Whenever the string "favicon" appears in a line below, please copy the line out.
--------------------------------------------------
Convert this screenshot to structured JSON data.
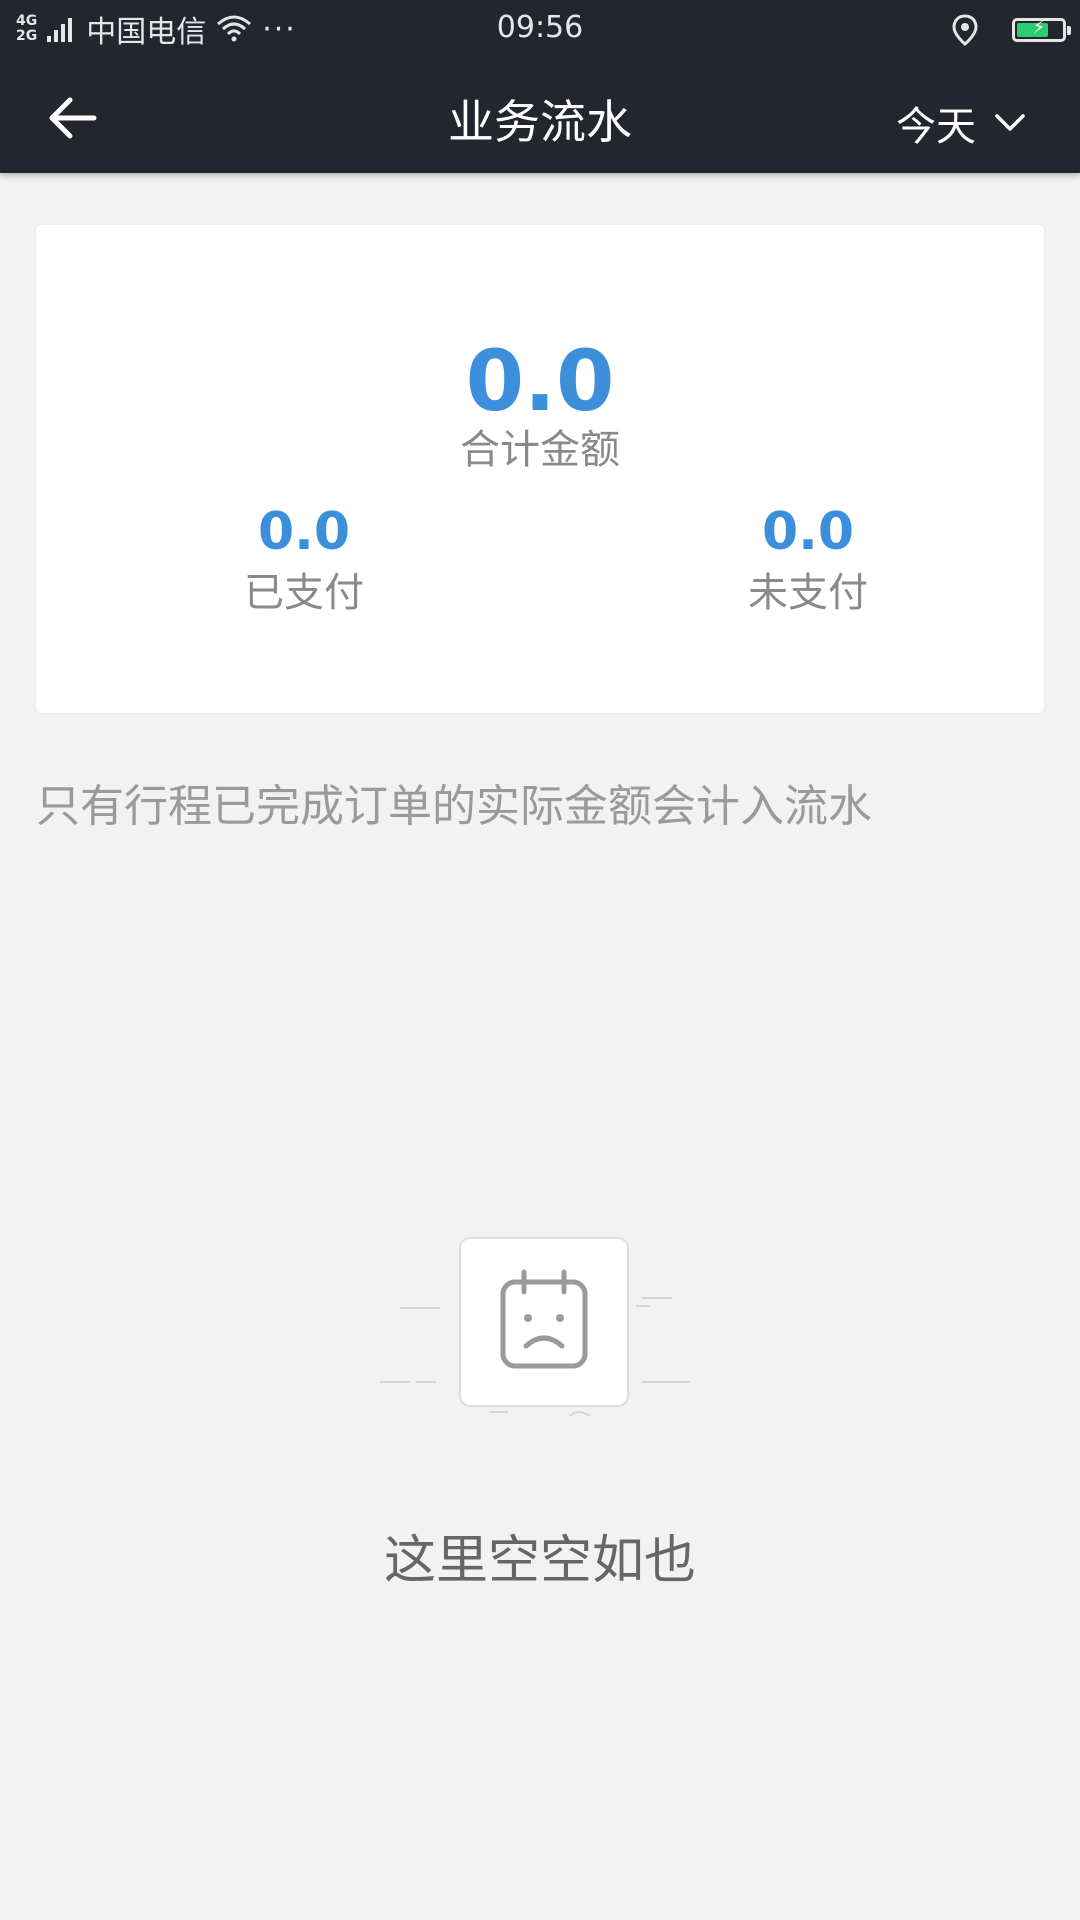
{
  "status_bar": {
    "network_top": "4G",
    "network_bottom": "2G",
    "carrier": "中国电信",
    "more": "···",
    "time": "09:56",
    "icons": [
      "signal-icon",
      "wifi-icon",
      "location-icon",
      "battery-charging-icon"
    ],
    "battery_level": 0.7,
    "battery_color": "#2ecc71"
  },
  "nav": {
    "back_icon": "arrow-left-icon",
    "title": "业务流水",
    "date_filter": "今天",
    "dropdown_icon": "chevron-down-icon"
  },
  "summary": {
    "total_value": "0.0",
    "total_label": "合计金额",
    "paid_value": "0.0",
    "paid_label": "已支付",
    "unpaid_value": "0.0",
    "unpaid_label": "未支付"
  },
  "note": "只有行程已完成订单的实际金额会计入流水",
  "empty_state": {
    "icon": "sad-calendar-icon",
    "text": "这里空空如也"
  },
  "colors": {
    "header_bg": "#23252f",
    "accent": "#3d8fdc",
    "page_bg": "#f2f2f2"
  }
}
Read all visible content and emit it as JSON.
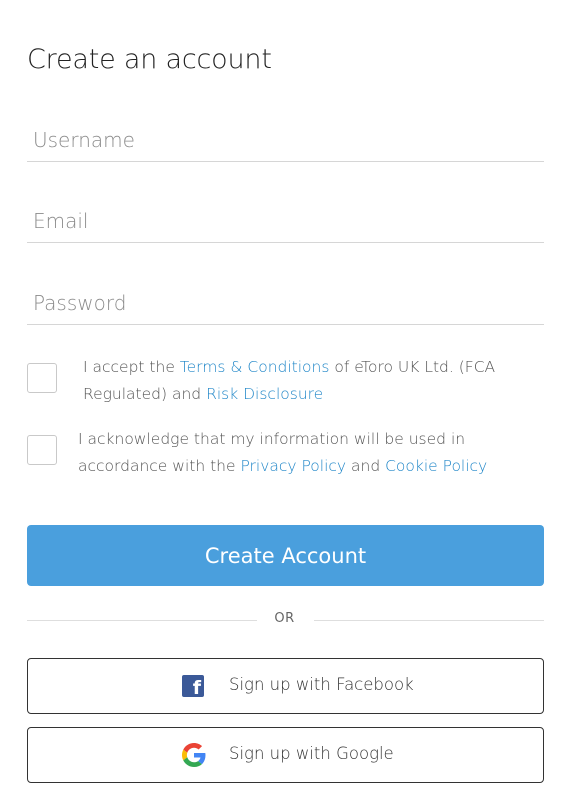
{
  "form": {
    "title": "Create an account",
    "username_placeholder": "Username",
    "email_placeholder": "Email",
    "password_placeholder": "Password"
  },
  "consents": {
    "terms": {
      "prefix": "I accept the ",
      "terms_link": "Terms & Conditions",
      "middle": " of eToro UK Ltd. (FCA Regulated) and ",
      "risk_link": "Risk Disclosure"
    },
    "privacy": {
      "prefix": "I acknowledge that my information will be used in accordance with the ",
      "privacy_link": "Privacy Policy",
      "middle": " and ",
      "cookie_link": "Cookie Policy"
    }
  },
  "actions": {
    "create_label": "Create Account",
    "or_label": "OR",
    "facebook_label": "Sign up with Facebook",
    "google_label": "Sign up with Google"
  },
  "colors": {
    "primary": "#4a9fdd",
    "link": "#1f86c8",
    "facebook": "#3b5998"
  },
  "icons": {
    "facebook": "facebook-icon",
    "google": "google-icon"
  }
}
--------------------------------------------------
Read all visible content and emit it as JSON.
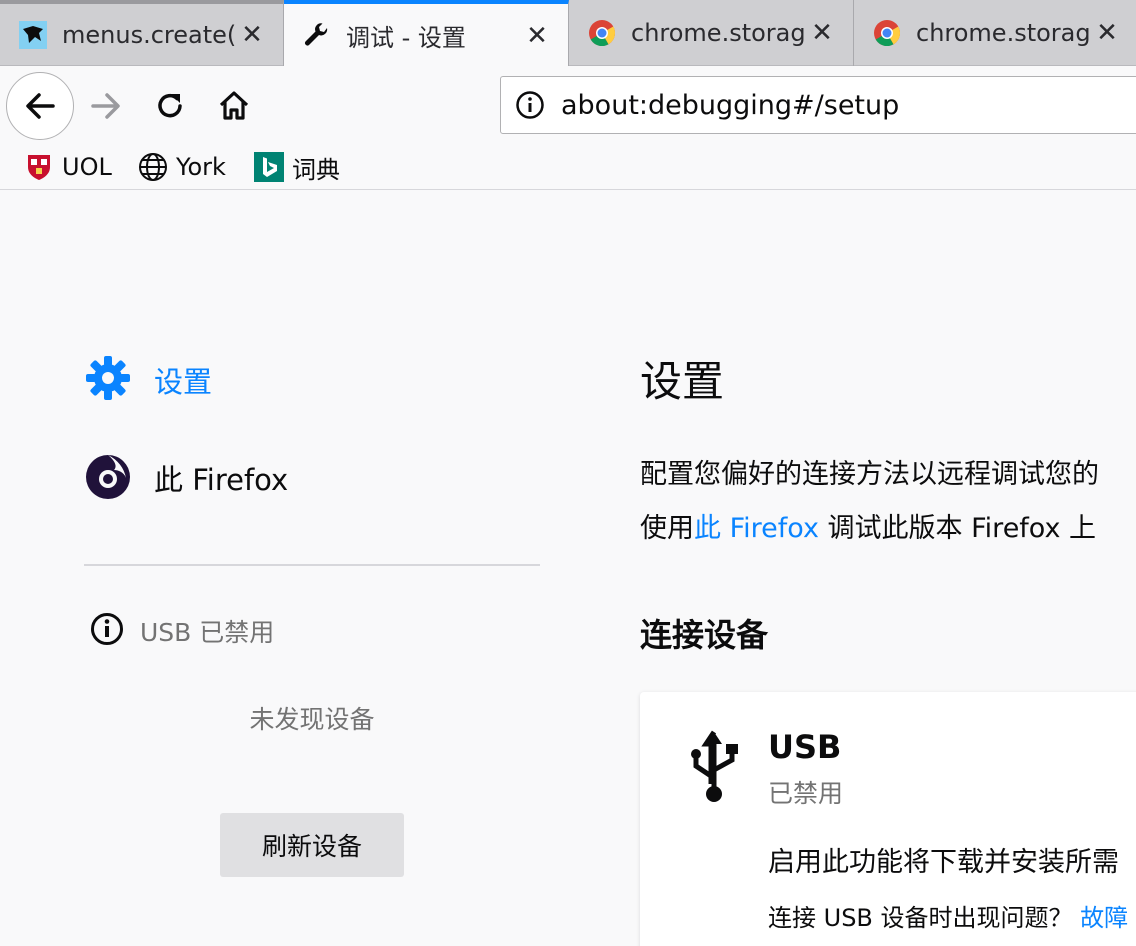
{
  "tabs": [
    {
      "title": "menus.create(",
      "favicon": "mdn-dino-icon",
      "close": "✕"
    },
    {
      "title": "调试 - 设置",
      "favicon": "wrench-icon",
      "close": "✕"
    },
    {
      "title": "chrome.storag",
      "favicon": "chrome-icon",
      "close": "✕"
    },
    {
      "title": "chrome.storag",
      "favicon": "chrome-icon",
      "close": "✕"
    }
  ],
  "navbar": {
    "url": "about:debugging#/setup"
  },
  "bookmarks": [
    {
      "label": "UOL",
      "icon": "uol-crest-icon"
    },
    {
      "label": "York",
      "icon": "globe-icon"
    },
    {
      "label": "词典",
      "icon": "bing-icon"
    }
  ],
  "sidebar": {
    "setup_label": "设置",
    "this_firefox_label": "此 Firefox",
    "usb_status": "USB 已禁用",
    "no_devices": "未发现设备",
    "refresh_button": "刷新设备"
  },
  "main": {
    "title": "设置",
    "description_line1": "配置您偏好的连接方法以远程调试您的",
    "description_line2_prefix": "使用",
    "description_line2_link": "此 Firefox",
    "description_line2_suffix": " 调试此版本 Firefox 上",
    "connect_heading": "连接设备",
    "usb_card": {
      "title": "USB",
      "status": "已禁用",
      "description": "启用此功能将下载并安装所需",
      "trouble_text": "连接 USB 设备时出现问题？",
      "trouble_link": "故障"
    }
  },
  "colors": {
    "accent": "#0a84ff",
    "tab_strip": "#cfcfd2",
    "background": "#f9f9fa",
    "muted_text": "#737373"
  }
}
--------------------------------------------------
Answer to this problem:
      "favicon": "mdn-dino-icon",
      "favicon": "wrench-icon",
      "favicon": "chrome-icon",
      "favicon": "chrome-icon",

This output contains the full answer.